Very little antibiotics are used on-farm now.
Peter and Marieke see a future that continues on this path, although they agree that there are many aspects still to learn about these methods, however, they are happy with what they have achieved so far. For the future, they are looking into breeding options, currently the farm has breeds including Holstein Frisian, Fleckvieh and Swiss Brown. In future Peter plans to breed with the traditional Dutch breed MRY, selected for both milk and meat production. On their land they want to continue to improve the ecosystem by planting more trees and plants. Peter says, “I hope to have a better rain season leading to increase milk yield, as the last two summers have been particularly dry which impacted production. I want to increase milk yield to 7,500 litres of milk per year with the same costs as now.”

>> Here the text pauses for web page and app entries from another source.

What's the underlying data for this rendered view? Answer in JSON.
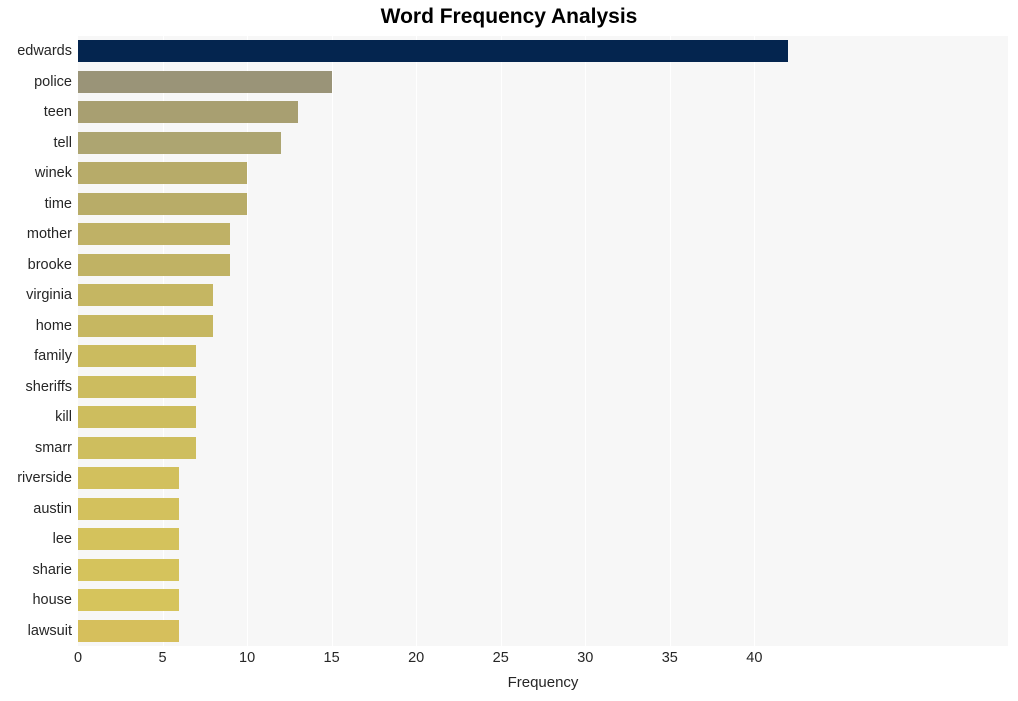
{
  "chart_data": {
    "type": "bar",
    "orientation": "horizontal",
    "title": "Word Frequency Analysis",
    "xlabel": "Frequency",
    "ylabel": "",
    "categories": [
      "edwards",
      "police",
      "teen",
      "tell",
      "winek",
      "time",
      "mother",
      "brooke",
      "virginia",
      "home",
      "family",
      "sheriffs",
      "kill",
      "smarr",
      "riverside",
      "austin",
      "lee",
      "sharie",
      "house",
      "lawsuit"
    ],
    "values": [
      42,
      15,
      13,
      12,
      10,
      10,
      9,
      9,
      8,
      8,
      7,
      7,
      7,
      7,
      6,
      6,
      6,
      6,
      6,
      6
    ],
    "bar_colors": [
      "#04254f",
      "#9a9478",
      "#a89f71",
      "#ada571",
      "#b7ab69",
      "#b8ac68",
      "#bfb166",
      "#c0b264",
      "#c5b662",
      "#c6b761",
      "#cbbb5f",
      "#ccbc5f",
      "#cdbd5e",
      "#cebe5e",
      "#d2c05d",
      "#d3c15d",
      "#d4c25c",
      "#d5c35c",
      "#d6c45c",
      "#d6bf5c"
    ],
    "xlim": [
      0,
      55
    ],
    "xticks": [
      0,
      5,
      10,
      15,
      20,
      25,
      30,
      35,
      40
    ],
    "xticklabels": [
      "0",
      "5",
      "10",
      "15",
      "20",
      "25",
      "30",
      "35",
      "40"
    ],
    "grid": true,
    "grid_axis": "x",
    "grid_color": "#ffffff",
    "legend": false,
    "plot_background": "#f7f7f7",
    "figure_background": "#ffffff",
    "tick_label_color": "#262626",
    "title_color": "#000000"
  }
}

Other future plans include having only grass fed cows for producing milk, he adds that grass-fed cows are healthier, and their milk contains the beneficial Omega-3. He also wants to be completely free of antibiotics and a small amount concentrates in feed are used now which he wants to completely abandon in the future running of his farm. “Very little antibiotics are used on-farm now, we don’t need to call the vet in as often either and so vet bills are at a minimum because the cows are healthier,” Peter adds. “The way we are farming is a much more wholesome way, not only for the cows but also for the farmer. I have already taken several important steps on the road to farming sustainably. And more so, I am convinced that this is a good way to future-proof agriculture!”